But after attending the funeral of a Marine killed in Iraq and beginning to question the prewar intelligence, Jones changed his mind. His dramatic conversion has cost him some support. Cubbie's owner Neal Rowland has taken the congressman's picture down from his restaurant's wall and endorsed McLaughlin, Jones's primary challenger. When Nicolas Sarkozy won the French presidential election, Rowland was quoted as saying, "France is going conservative, and Walter is going liberal."

More importantly, several Republican county chairmen might back McLaughlin -- or at least distance themselves from Jones. "Disloyalty is something you can't tolerate. That's the way military people look at it," Onslow County GOP Chairman Ronald Cherubini told The Politico. "As a party, we have sent him a letter saying we cannot support you anymore because you're not voting [with] your constituency."

"I have 18 counties, not just one," Jones counters. "A lot of people in the district support my position, including Republicans." He recounts a recent trip back home where he was surrounded by constituents concerned about the war. "I went to Lowes' on July 4 to buy some ant poison. I arrived at 12:20, started talking to people, and it was almost 2 before I left," he told me in his Carolina drawl. "Every one of them agreed with me."

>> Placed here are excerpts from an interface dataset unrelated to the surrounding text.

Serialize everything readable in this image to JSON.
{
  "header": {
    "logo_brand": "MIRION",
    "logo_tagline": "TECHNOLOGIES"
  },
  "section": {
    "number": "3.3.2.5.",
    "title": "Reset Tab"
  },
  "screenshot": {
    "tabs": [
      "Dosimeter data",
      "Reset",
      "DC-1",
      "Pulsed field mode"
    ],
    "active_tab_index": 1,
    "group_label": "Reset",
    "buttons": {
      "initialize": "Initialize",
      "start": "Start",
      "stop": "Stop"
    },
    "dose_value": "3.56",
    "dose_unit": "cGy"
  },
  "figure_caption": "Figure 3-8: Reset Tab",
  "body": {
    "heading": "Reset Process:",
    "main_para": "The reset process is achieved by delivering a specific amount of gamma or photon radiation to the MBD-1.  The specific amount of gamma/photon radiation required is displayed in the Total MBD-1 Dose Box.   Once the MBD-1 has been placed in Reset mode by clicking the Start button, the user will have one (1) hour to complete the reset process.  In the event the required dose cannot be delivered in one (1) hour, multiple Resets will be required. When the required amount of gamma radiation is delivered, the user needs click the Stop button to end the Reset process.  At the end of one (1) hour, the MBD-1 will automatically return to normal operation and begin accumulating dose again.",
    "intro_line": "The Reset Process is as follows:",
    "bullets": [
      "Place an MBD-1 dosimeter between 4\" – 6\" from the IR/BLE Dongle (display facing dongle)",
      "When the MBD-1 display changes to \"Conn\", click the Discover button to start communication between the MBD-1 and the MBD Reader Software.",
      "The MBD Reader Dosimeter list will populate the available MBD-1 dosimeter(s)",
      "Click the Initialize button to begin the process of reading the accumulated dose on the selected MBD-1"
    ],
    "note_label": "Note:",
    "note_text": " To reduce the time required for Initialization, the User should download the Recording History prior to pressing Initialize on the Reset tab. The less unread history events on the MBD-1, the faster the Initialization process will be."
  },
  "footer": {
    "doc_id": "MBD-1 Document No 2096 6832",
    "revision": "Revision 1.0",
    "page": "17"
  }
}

Nevertheless, Jones may have a tough race ahead of him. Republican congressmen who have done as little as vote for the nonbinding resolution opposing President Bush's surge strategy have been labeled "White Flag Republicans." Several of them, including such staunch conservatives as Congressman Ric Keller of Florida, have attracted primary opponents. So have leading antiwar Republicans like Texas Congressman Ron Paul and Nebraska Sen. Chuck Hagel.

Jones and Republican Congressman Wayne Gilchrest of Maryland may represent the districts most favorably disposed toward such challenges. Jones' constituents gave 68 percent of their votes to Bush in 2004. And McLaughlin seems to be picking up the establishment support that eluded Ned Lamont in the early stages of his antiwar campaign against Joe Lieberman.

The outcome of the Jones-McLaughlin race will have implications far beyond North Carolina’s 3rd District. Whether Jones survives his primary will say much about the prospects for meaningful bipartisan consensus on Iraq. Despite the war's growing unpopularity and the increasing doubts about it even among Republican legislators, fewer than 10 of them, in both houses combined, vote for antiwar legislation on a regular basis.

A victory for Jones might embolden fellow Republicans such as his North Carolina colleague Howard Coble, who has made pro-withdrawal statements but seldom backed them up with votes, to start taking action, and further divide Republicans on the war issue. But a win by McLaughlin would probably keep GOP legislators, caught between a base that wants to stay the course and a broader electorate that has turned against the war, from splintering much further. It's already true that the handful of Republicans opposed to the war didn't do noticeably better in last year's elections than their pro-war colleagues.

This primary fight will also test the GOP's openness to debate on Iraq and the Bush approach to foreign policy more generally. If dissent can't be tolerated from a congressman as conservative and congenial to military culture as Jones, then it will say much about Republican priorities.

Jones doesn't seem worried. "I support the troops," he says. "I just question the policy." He stops to talk about the more than 6,400 two-page letters he has written to the families of service members killed in Iraq and Afghanistan. The congressman signs each letter. He expresses confidence that more Republicans will come around to his way of thinking on Iraq, but either way he knows what he has to do.

"I sign the letters every weekend," Jones says. "That's my mea culpa." Many opponents of the war, like his colleague Abercrombie who calls him "the conscience of this Congress," have embraced Jones' new antiwar advocacy. We'll soon see if military and Republican voters in North Carolina's 3rd District will, too.